### WORK TASK
Your answer should be the exact lines of the records, starting with the one containing "Parse this screenshot: output" and running to the end.

(Website and app data records)
★ ★ ★ ★ ★ ★ ★
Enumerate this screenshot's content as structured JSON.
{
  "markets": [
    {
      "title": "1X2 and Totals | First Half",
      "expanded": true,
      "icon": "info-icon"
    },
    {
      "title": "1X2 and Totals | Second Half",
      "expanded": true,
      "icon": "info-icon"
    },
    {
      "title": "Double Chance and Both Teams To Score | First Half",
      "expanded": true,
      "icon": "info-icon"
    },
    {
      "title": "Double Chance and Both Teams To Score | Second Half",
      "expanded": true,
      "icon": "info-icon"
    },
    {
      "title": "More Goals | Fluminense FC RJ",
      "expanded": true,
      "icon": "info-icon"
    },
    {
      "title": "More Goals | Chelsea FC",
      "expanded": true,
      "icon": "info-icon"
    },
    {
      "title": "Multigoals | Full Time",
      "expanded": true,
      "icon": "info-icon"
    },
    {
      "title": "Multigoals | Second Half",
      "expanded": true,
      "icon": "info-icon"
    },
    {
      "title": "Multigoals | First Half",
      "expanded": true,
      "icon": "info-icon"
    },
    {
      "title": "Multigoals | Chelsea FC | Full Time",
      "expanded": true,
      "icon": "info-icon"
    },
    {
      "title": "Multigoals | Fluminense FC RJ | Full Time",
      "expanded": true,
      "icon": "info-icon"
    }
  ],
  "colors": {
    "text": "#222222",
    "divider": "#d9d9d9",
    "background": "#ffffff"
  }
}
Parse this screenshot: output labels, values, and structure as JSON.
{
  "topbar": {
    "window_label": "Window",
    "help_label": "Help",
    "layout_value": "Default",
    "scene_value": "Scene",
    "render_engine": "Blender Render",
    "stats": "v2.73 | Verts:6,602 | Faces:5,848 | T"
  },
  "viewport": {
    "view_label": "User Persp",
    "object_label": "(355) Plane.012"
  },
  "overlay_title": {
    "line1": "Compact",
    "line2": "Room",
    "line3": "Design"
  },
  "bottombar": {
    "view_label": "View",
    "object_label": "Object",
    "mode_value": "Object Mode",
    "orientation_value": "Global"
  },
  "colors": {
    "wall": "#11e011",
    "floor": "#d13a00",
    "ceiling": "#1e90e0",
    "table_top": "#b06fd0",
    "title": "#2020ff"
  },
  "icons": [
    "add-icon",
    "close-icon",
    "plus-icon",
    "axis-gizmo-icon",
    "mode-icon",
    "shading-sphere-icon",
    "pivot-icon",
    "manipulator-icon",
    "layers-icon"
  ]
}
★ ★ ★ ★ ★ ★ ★
### RESPONSE
Parse this screenshot: output labels, values, and structure as JSON.
{
  "topbar": {
    "window_label": "Window",
    "help_label": "Help",
    "layout_value": "Default",
    "scene_value": "Scene",
    "render_engine": "Blender Render",
    "stats": "v2.73 | Verts:6,602 | Faces:5,848 | T"
  },
  "viewport": {
    "view_label": "User Persp",
    "object_label": "(355) Plane.012"
  },
  "overlay_title": {
    "line1": "Compact",
    "line2": "Room",
    "line3": "Design"
  },
  "bottombar": {
    "view_label": "View",
    "object_label": "Object",
    "mode_value": "Object Mode",
    "orientation_value": "Global"
  },
  "colors": {
    "wall": "#11e011",
    "floor": "#d13a00",
    "ceiling": "#1e90e0",
    "table_top": "#b06fd0",
    "title": "#2020ff"
  },
  "icons": [
    "add-icon",
    "close-icon",
    "plus-icon",
    "axis-gizmo-icon",
    "mode-icon",
    "shading-sphere-icon",
    "pivot-icon",
    "manipulator-icon",
    "layers-icon"
  ]
}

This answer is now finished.